Sida 275 - Of flowers yet fresh with childhood ; on the ear Drops the light drip of the suspended oar, Or chirps the grasshopper one good-night carol more ; He is an evening reveller, who makes His life an infancy, and sings his fill : At intervals, some bird from out the brakes Starts into voice a moment, then is still. There seems a floating whisper on the hill, But that is fancy — for the starlight dews All silently their tears of...
Sida 305 - I have seen A curious child, who dwelt upon a tract Of inland ground, applying to his ear The convolutions of a smooth-lipped shell; To which, in silence hushed, his very soul Listened intensely ; and his countenance soon Brightened with joy ; for from within were heard Murmurings, whereby the monitor expressed Mysterious union with its native sea.
Sida 111 - Scorn not the sonnet; Critic, you have frowned, Mindless of its just honours; with this key Shakespeare unlocked his heart; the melody Of this small lute gave ease to Petrarch's wound; A thousand times this pipe did Tasso sound; With it Camoens soothed an exile's grief; The sonnet glittered a gay myrtle leaf Amid the cypress with which Dante crowned His visionary brow: a glow-worm lamp, It...

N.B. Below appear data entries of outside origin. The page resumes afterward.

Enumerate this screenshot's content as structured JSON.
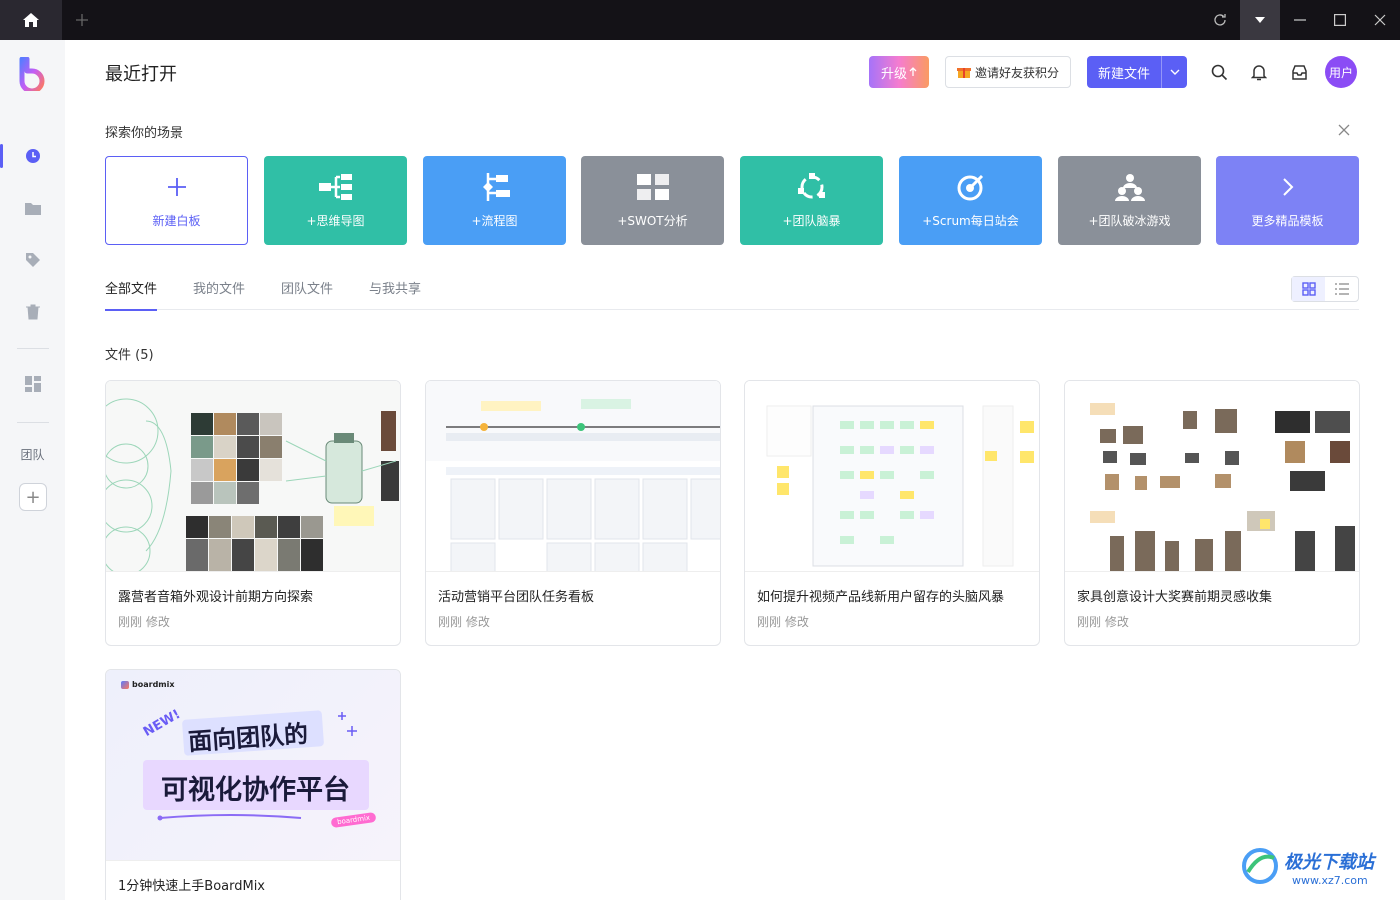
{
  "titlebar": {
    "home_icon": "home-icon",
    "new_tab_icon": "plus-icon",
    "controls": [
      "refresh-icon",
      "dropdown-icon",
      "minimize-icon",
      "maximize-icon",
      "close-icon"
    ]
  },
  "sidebar": {
    "items": [
      {
        "name": "recent",
        "icon": "clock-icon"
      },
      {
        "name": "folder",
        "icon": "folder-icon"
      },
      {
        "name": "tags",
        "icon": "tag-icon"
      },
      {
        "name": "trash",
        "icon": "trash-icon"
      },
      {
        "name": "templates",
        "icon": "dashboard-icon"
      }
    ],
    "team_label": "团队",
    "add_label": "+"
  },
  "header": {
    "title": "最近打开",
    "upgrade_label": "升级",
    "invite_label": "邀请好友获积分",
    "new_file_label": "新建文件",
    "avatar_label": "用户"
  },
  "explore": {
    "title": "探索你的场景",
    "templates": [
      {
        "label": "新建白板",
        "color": "#ffffff"
      },
      {
        "label": "+思维导图",
        "color": "#30bfa6"
      },
      {
        "label": "+流程图",
        "color": "#4a9ef5"
      },
      {
        "label": "+SWOT分析",
        "color": "#8a9099"
      },
      {
        "label": "+团队脑暴",
        "color": "#30bfa6"
      },
      {
        "label": "+Scrum每日站会",
        "color": "#4a9ef5"
      },
      {
        "label": "+团队破冰游戏",
        "color": "#8a9099"
      },
      {
        "label": "更多精品模板",
        "color": "#7d82f5"
      }
    ]
  },
  "tabs": [
    {
      "label": "全部文件",
      "active": true
    },
    {
      "label": "我的文件",
      "active": false
    },
    {
      "label": "团队文件",
      "active": false
    },
    {
      "label": "与我共享",
      "active": false
    }
  ],
  "files": {
    "count_label": "文件 (5)",
    "items": [
      {
        "name": "露营者音箱外观设计前期方向探索",
        "meta": "刚刚 修改"
      },
      {
        "name": "活动营销平台团队任务看板",
        "meta": "刚刚 修改"
      },
      {
        "name": "如何提升视频产品线新用户留存的头脑风暴",
        "meta": "刚刚 修改"
      },
      {
        "name": "家具创意设计大奖赛前期灵感收集",
        "meta": "刚刚 修改"
      },
      {
        "name": "1分钟快速上手BoardMix",
        "meta": ""
      }
    ]
  },
  "promo": {
    "brand": "boardmix",
    "new_badge": "NEW!",
    "line1": "面向团队的",
    "line2": "可视化协作平台",
    "tag": "boardmix"
  },
  "watermark": {
    "text": "极光下载站",
    "url": "www.xz7.com"
  },
  "colors": {
    "accent": "#5b5ff5",
    "titlebar": "#141217",
    "sidebar": "#f5f6f8"
  }
}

Sida 240 - It is come, I know not how, to be taken for granted, by many persons, that Christianity is not so much as a subject of inquiry , but that it is, now at length, discovered to be fictitious.